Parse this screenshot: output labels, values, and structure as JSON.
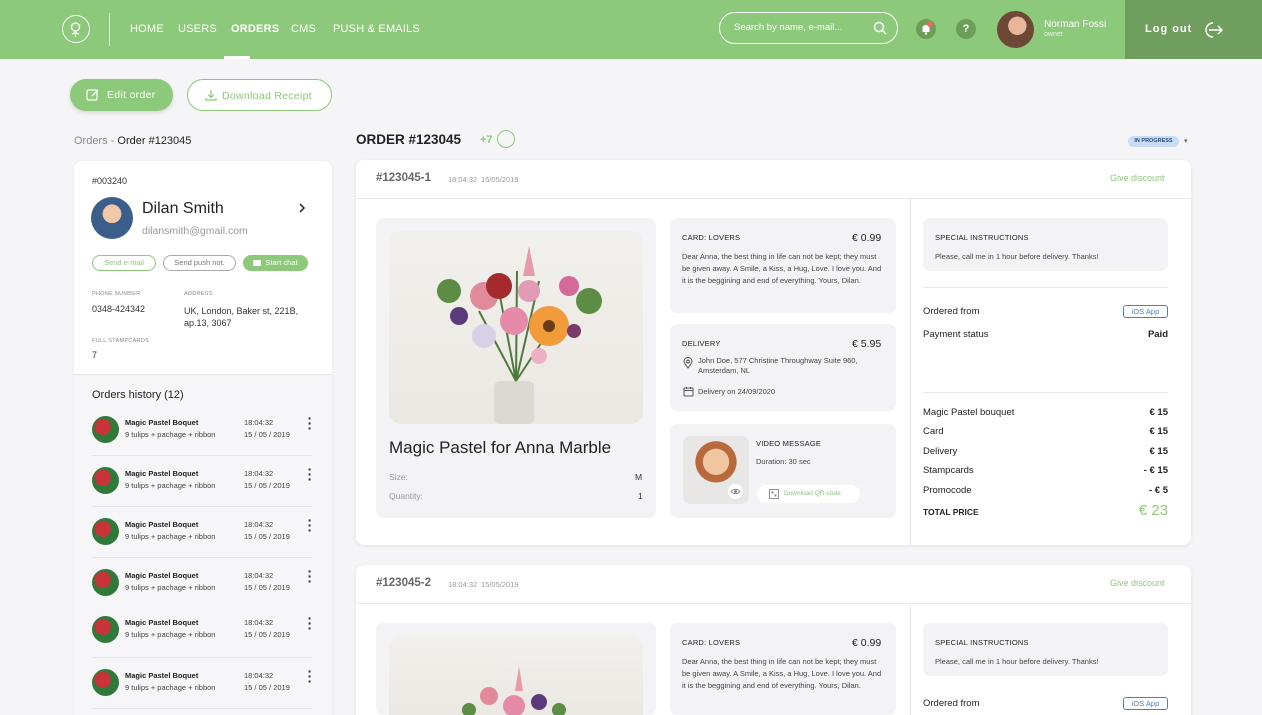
{
  "header": {
    "nav": [
      "HOME",
      "USERS",
      "ORDERS",
      "CMS",
      "PUSH & EMAILS"
    ],
    "active_nav": "ORDERS",
    "search_placeholder": "Search by name, e-mail...",
    "help_label": "?",
    "user_name": "Norman Fossi",
    "user_role": "owner",
    "logout_label": "Log out"
  },
  "actions": {
    "edit_label": "Edit order",
    "download_label": "Download Receipt"
  },
  "breadcrumb": {
    "parent": "Orders",
    "sep": " - ",
    "current": "Order #123045"
  },
  "customer": {
    "id": "#003240",
    "name": "Dilan Smith",
    "email": "dilansmith@gmail.com",
    "buttons": [
      "Send e-mail",
      "Send push not.",
      "Start chat"
    ],
    "phone_label": "PHONE NUMBER",
    "phone": "0348-424342",
    "address_label": "ADDRESS",
    "address_line1": "UK, London, Baker st, 221B,",
    "address_line2": "ap.13, 3067",
    "stamp_label": "FULL STAMPCARDS",
    "stamps": "7"
  },
  "history": {
    "title": "Orders history (12)",
    "items": [
      {
        "name": "Magic Pastel Boquet",
        "desc": "9 tulips + pachage + ribbon",
        "time": "18:04:32",
        "date": "15 / 05 / 2019"
      },
      {
        "name": "Magic Pastel Boquet",
        "desc": "9 tulips + pachage + ribbon",
        "time": "18:04:32",
        "date": "15 / 05 / 2019"
      },
      {
        "name": "Magic Pastel Boquet",
        "desc": "9 tulips + pachage + ribbon",
        "time": "18:04:32",
        "date": "15 / 05 / 2019"
      },
      {
        "name": "Magic Pastel Boquet",
        "desc": "9 tulips + pachage + ribbon",
        "time": "18:04:32",
        "date": "15 / 05 / 2019"
      },
      {
        "name": "Magic Pastel Boquet",
        "desc": "9 tulips + pachage + ribbon",
        "time": "18:04:32",
        "date": "15 / 05 / 2019"
      },
      {
        "name": "Magic Pastel Boquet",
        "desc": "9 tulips + pachage + ribbon",
        "time": "18:04:32",
        "date": "15 / 05 / 2019"
      }
    ]
  },
  "order": {
    "title": "ORDER #123045",
    "extra": "+7",
    "status": "IN PROGRESS",
    "items": [
      {
        "id": "#123045-1",
        "time": "18:04:32",
        "date": "15/05/2019",
        "give_discount": "Give discount",
        "product": "Magic Pastel for Anna Marble",
        "size_label": "Size:",
        "size": "M",
        "qty_label": "Quantity:",
        "qty": "1",
        "card_title": "CARD: LOVERS",
        "card_price": "€ 0.99",
        "card_text": "Dear Anna, the best thing in life can not be kept; they must be given away.  A Smile, a Kiss, a Hug, Love. I love you. And it is the beggining and end of everything. Yours, Dilan.",
        "delivery_title": "DELIVERY",
        "delivery_price": "€ 5.95",
        "delivery_address": "John Doe, 577 Christine Throughway Suite 960, Amsterdam, NL",
        "delivery_date": "Delivery on 24/09/2020",
        "video_title": "VIDEO MESSAGE",
        "video_duration": "Duration: 30 sec",
        "qr_label": "Download QR-code",
        "instr_title": "SPECIAL INSTRUCTIONS",
        "instr_text": "Please, call me in 1 hour before delivery. Thanks!",
        "ordered_from_label": "Ordered from",
        "ordered_from": "iOS App",
        "payment_label": "Payment status",
        "payment": "Paid",
        "summary": [
          {
            "k": "Magic Pastel bouquet",
            "v": "€ 15"
          },
          {
            "k": "Card",
            "v": "€ 15"
          },
          {
            "k": "Delivery",
            "v": "€ 15"
          },
          {
            "k": "Stampcards",
            "v": "- € 15"
          },
          {
            "k": "Promocode",
            "v": "- € 5"
          }
        ],
        "total_label": "TOTAL PRICE",
        "total": "€ 23"
      },
      {
        "id": "#123045-2",
        "time": "18:04:32",
        "date": "15/05/2019",
        "give_discount": "Give discount",
        "card_title": "CARD: LOVERS",
        "card_price": "€ 0.99",
        "card_text": "Dear Anna, the best thing in life can not be kept; they must be given away.  A Smile, a Kiss, a Hug, Love. I love you. And it is the beggining and end of everything. Yours, Dilan.",
        "instr_title": "SPECIAL INSTRUCTIONS",
        "instr_text": "Please, call me in 1 hour before delivery. Thanks!",
        "ordered_from_label": "Ordered from",
        "ordered_from": "iOS App"
      }
    ]
  },
  "colors": {
    "brand": "#8dc97a",
    "brand_dark": "#6f9e5e",
    "status_bg": "#c8dcf6",
    "ios_blue": "#4a7fd0"
  },
  "icons": [
    "flower-logo-icon",
    "search-icon",
    "bell-icon",
    "help-icon",
    "logout-icon",
    "edit-icon",
    "download-icon",
    "chevron-right-icon",
    "chat-icon",
    "more-vertical-icon",
    "location-icon",
    "calendar-icon",
    "eye-icon",
    "qr-icon",
    "caret-down-icon"
  ]
}
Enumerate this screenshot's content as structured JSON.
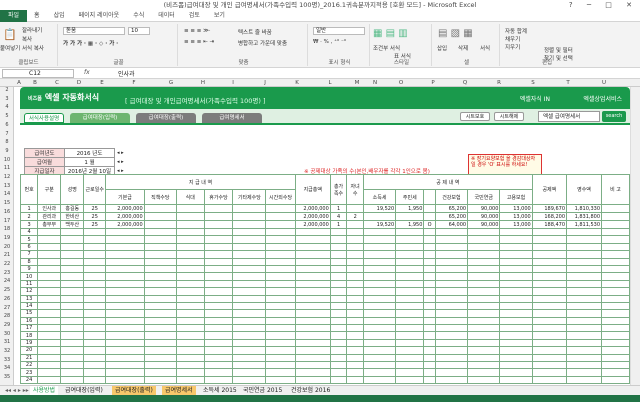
{
  "window": {
    "title": "(비즈폼)급여대장 및 개인 급여명세서(가족수입력 100명)_2016.1귀속분까지적용 [호환 모드] - Microsoft Excel",
    "controls": "? ─ □ ✕"
  },
  "tabs": [
    "파일",
    "홈",
    "삽입",
    "페이지 레이아웃",
    "수식",
    "데이터",
    "검토",
    "보기"
  ],
  "ribbon": {
    "paste": "붙여넣기",
    "cut": "잘라내기",
    "copy": "복사",
    "format": "서식 복사",
    "clipboard": "클립보드",
    "font_name": "돋움",
    "font_size": "10",
    "font": "글꼴",
    "align": "맞춤",
    "wrap": "텍스트 줄 바꿈",
    "merge": "병합하고 가운데 맞춤",
    "number_fmt": "일반",
    "number": "표시 형식",
    "cond": "조건부 서식",
    "table_fmt": "표 서식",
    "cell_style": "셀 스타일",
    "style": "스타일",
    "insert": "삽입",
    "delete": "삭제",
    "format_btn": "서식",
    "cells": "셀",
    "autosum": "자동 합계",
    "fill": "채우기",
    "clear": "지우기",
    "sort": "정렬 및 필터",
    "find": "찾기 및 선택",
    "edit": "편집"
  },
  "formula": {
    "cell": "C12",
    "fx": "fx",
    "value": "인사과"
  },
  "columns": [
    "A",
    "B",
    "C",
    "D",
    "E",
    "F",
    "G",
    "H",
    "I",
    "J",
    "K",
    "L",
    "M",
    "N",
    "O",
    "P",
    "Q",
    "R",
    "S",
    "T",
    "U"
  ],
  "rows": [
    "2",
    "3",
    "4",
    "5",
    "6",
    "7",
    "8",
    "9",
    "10",
    "11",
    "12",
    "13",
    "14",
    "15",
    "16",
    "17",
    "18",
    "19",
    "20",
    "21",
    "22",
    "23",
    "24",
    "25",
    "26",
    "27",
    "28",
    "29",
    "30",
    "31",
    "32",
    "33",
    "34",
    "35"
  ],
  "banner": {
    "brand_small": "비즈폼",
    "brand": "엑셀 자동화서식",
    "subtitle": "[ 급여대장 및 개인급여명세서(가족수입력 100명) ]",
    "link1": "엑셀자식 IN",
    "link2": "엑셀상업서비스"
  },
  "nav": {
    "tab0": "서식사용설명",
    "tab1": "급여대장(입력)",
    "tab2": "급여대장(출력)",
    "tab3": "급여명세서",
    "btn1": "시트보호",
    "btn2": "시트해제",
    "search_placeholder": "엑셀 급여명세서",
    "search_btn": "search"
  },
  "info": {
    "rows": [
      {
        "label": "급여년도",
        "value": "2016 년도"
      },
      {
        "label": "급여월",
        "value": "1 월"
      },
      {
        "label": "지급일자",
        "value": "2016년 2월 10일"
      }
    ]
  },
  "note": "※ 장기요양보험 을 경감대상자일 경우 'O' 표시를 하세요!",
  "warning": "※ 공제대상 가족의 수(본인,배우자를 각각 1인으로 봄)",
  "headers": {
    "no": "번호",
    "dept": "구분",
    "name": "성명",
    "days": "근로일수",
    "pay": "지 급 내 역",
    "base": "기본급",
    "position": "직책수당",
    "meal": "식대",
    "overtime": "휴가수당",
    "other": "기타제수당",
    "night": "시간외수당",
    "total": "지급총액",
    "family": "총가족수",
    "children": "자녀수",
    "deduct": "공 제 내 역",
    "income": "소득세",
    "resident": "주민세",
    "health": "건강보험",
    "care": "",
    "pension": "국민연금",
    "employ": "고용보험",
    "deduct_total": "공제액",
    "net": "영수액",
    "remark": "비 고"
  },
  "data": [
    {
      "no": "1",
      "dept": "인사과",
      "name": "홍길동",
      "days": "25",
      "base": "2,000,000",
      "total": "2,000,000",
      "family": "1",
      "children": "",
      "income": "19,520",
      "resident": "1,950",
      "care": "",
      "health": "65,200",
      "pension": "90,000",
      "employ": "13,000",
      "deduct_total": "189,670",
      "net": "1,810,330"
    },
    {
      "no": "2",
      "dept": "관리과",
      "name": "한비산",
      "days": "25",
      "base": "2,000,000",
      "total": "2,000,000",
      "family": "4",
      "children": "2",
      "income": "",
      "resident": "",
      "care": "",
      "health": "65,200",
      "pension": "90,000",
      "employ": "13,000",
      "deduct_total": "168,200",
      "net": "1,831,800"
    },
    {
      "no": "3",
      "dept": "총무부",
      "name": "백두산",
      "days": "25",
      "base": "2,000,000",
      "total": "2,000,000",
      "family": "1",
      "children": "",
      "income": "19,520",
      "resident": "1,950",
      "care": "O",
      "health": "64,000",
      "pension": "90,000",
      "employ": "13,000",
      "deduct_total": "188,470",
      "net": "1,811,530"
    }
  ],
  "sheet_tabs": [
    "사용방법",
    "급여대장(입력)",
    "급여대장(출력)",
    "급여명세서",
    "소득세 2015",
    "국민연금 2015",
    "건강보험 2016"
  ],
  "colors": {
    "green": "#1a9a4c",
    "excel": "#217346"
  }
}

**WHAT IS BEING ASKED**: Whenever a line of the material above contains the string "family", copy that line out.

**ANSWER**:
    "family": "총가족수",
      "family": "1",
      "family": "4",
      "family": "1",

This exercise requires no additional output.